A great victory this afternoon for Kilcoole’s Fionnuala Britton was one of the highlights of the 18th SPAR European Cross Country Championships in Velenje, Slovenia.
After finishing fourth in this race last year, Fionnuala, ran away with the race from the half-way mark and was never seriously threatened, clinching Ireland’s second senior women’s gold medal in the history of these championships.
Portugal’s Dulce Felix was second with Britain’s Gemma Steel securing bronze.
After 1km a group of nine had already formed including Britton, Felix and Italian hope Nadia Ejjafini who was to look like a possible medallist for over half of the race before she was to pay for her effort to finish just out of the medals.
At 2km in 6:35, it was Britton in the lead from Felix and Ejjafini with Turkey’s silver medallist from last year, Binnaz Uslu, in attendance.

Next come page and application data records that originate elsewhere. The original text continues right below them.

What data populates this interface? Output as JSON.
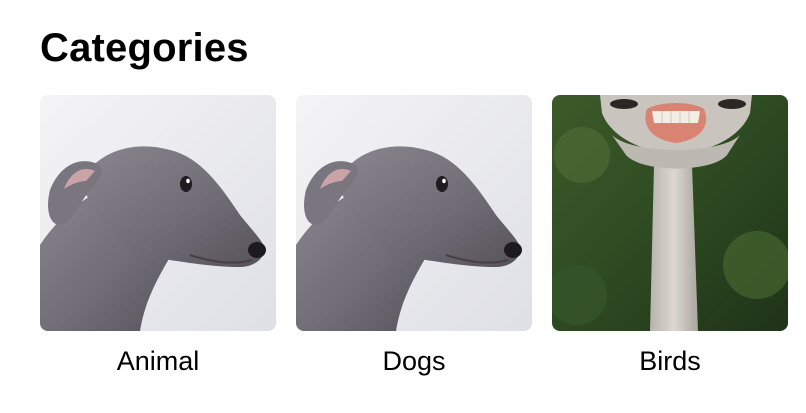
{
  "header": {
    "title": "Categories"
  },
  "categories": [
    {
      "label": "Animal",
      "image": "greyhound-dog-profile"
    },
    {
      "label": "Dogs",
      "image": "greyhound-dog-profile"
    },
    {
      "label": "Birds",
      "image": "ostrich-neck-with-teeth"
    }
  ],
  "colors": {
    "text": "#000000",
    "background": "#ffffff"
  }
}
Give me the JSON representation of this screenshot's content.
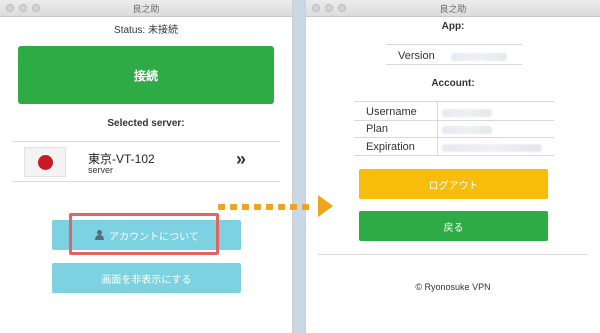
{
  "left_window": {
    "title": "良之助",
    "status": "Status: 未接続",
    "connect_label": "接続",
    "selected_server_label": "Selected server:",
    "server": {
      "name": "東京-VT-102",
      "sub": "server",
      "flag": "japan-flag-icon",
      "action_icon": "double-chevron-right-icon",
      "action_glyph": "»"
    },
    "account_button_label": "アカウントについて",
    "hide_button_label": "画面を非表示にする"
  },
  "right_window": {
    "title": "良之助",
    "app_heading": "App:",
    "version_label": "Version",
    "account_heading": "Account:",
    "account_rows": [
      {
        "label": "Username"
      },
      {
        "label": "Plan"
      },
      {
        "label": "Expiration"
      }
    ],
    "logout_label": "ログアウト",
    "back_label": "戻る",
    "footer": "© Ryonosuke VPN"
  },
  "colors": {
    "connect_green": "#2eab45",
    "account_blue": "#7cd2e0",
    "highlight_red": "#e36560",
    "logout_yellow": "#f8bd0b",
    "arrow_orange": "#f0a31c"
  }
}
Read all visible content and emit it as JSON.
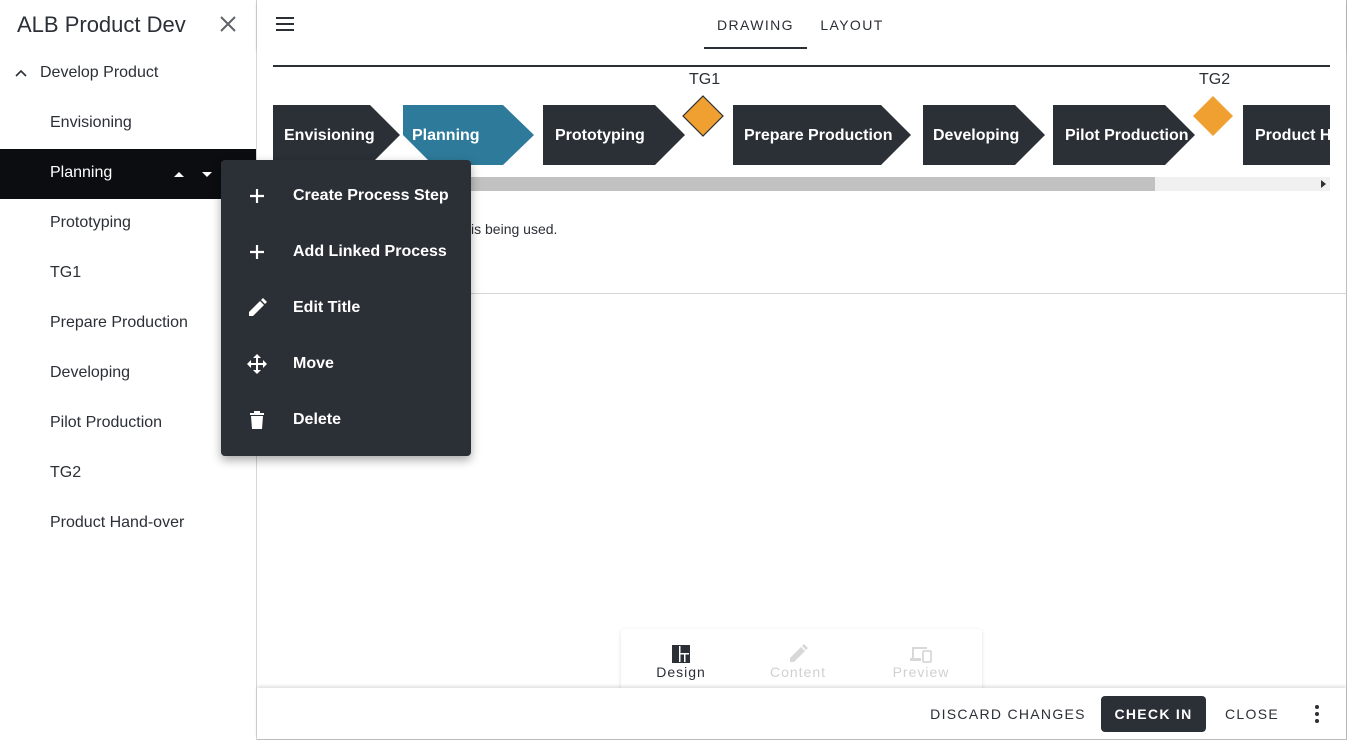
{
  "sidebar": {
    "title": "ALB Product Dev",
    "parent": "Develop Product",
    "items": [
      {
        "label": "Envisioning"
      },
      {
        "label": "Planning"
      },
      {
        "label": "Prototyping"
      },
      {
        "label": "TG1"
      },
      {
        "label": "Prepare Production"
      },
      {
        "label": "Developing"
      },
      {
        "label": "Pilot Production"
      },
      {
        "label": "TG2"
      },
      {
        "label": "Product Hand-over"
      }
    ]
  },
  "tabs": [
    {
      "label": "DRAWING",
      "active": true
    },
    {
      "label": "LAYOUT",
      "active": false
    }
  ],
  "drawing": {
    "steps": [
      "Envisioning",
      "Planning",
      "Prototyping",
      "Prepare Production",
      "Developing",
      "Pilot Production",
      "Product Hand-over"
    ],
    "gates": [
      "TG1",
      "TG2"
    ],
    "colors": {
      "step": "#2b2f36",
      "active_step": "#2e7a9a",
      "gate": "#f0a030"
    }
  },
  "info_text": "a drawing, the parent's drawing is being used.",
  "context_menu": [
    {
      "label": "Create Process Step",
      "icon": "plus-icon"
    },
    {
      "label": "Add Linked Process",
      "icon": "plus-icon"
    },
    {
      "label": "Edit Title",
      "icon": "pencil-icon"
    },
    {
      "label": "Move",
      "icon": "move-icon"
    },
    {
      "label": "Delete",
      "icon": "trash-icon"
    }
  ],
  "modes": [
    {
      "label": "Design",
      "icon": "design-icon",
      "enabled": true
    },
    {
      "label": "Content",
      "icon": "pencil-icon",
      "enabled": false
    },
    {
      "label": "Preview",
      "icon": "devices-icon",
      "enabled": false
    }
  ],
  "footer": {
    "discard": "DISCARD CHANGES",
    "check_in": "CHECK IN",
    "close": "CLOSE"
  }
}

After nine minutes of running a group of three containing Britton, Felix and Ejjafini had broken away with Uslu dropping back and destined to drop out.
With three laps to go, Steel had moved into fourth and set about reducing the gap to the leaders.
At this stage, it was Felix who appeared to be having difficulty as Britton and Ejjafini opened up a slight gap on the Portuguese.
After 15 minutes of running, Steel was now in third and going away from Felix and making clear inroads on the leading duo.
Up front Britton was making Ejjafini suffer while Steel was gaining in confidence.
Half way round the penultimate lap, Steel slipped into second with Ejjafini starting to struggle.
Coming up to the bell-lap, Britton was gamely holding off Steel and the gap of 30m did not appear to be closing.
There was another gap to Ejjafini as Felix was getting her second wind and moving into third six seconds down on the Irishwoman.
Any sign that the Irishwoman might falter was dispelled in the final lap as Britton summoned her forces for the final push while Steel was suffering for her effort to get on equal terms with the leader and finally had to settle for bronze.
A delighted Fionnuala later commented: “”I can hardly believe it. That was the plan (to make the running) from that start and I knew I had to it. After last year, this is the only medal I wanted. In a ways, it’s been on my mind for the whole year.”
It was Ireland’s second win in the event – Catherina McKiernan having won the inaugural title in 1994.
The team race was won by Great Britain with 42 points, nine ahead of Portugal with Germany third on the same number of points as France with 83.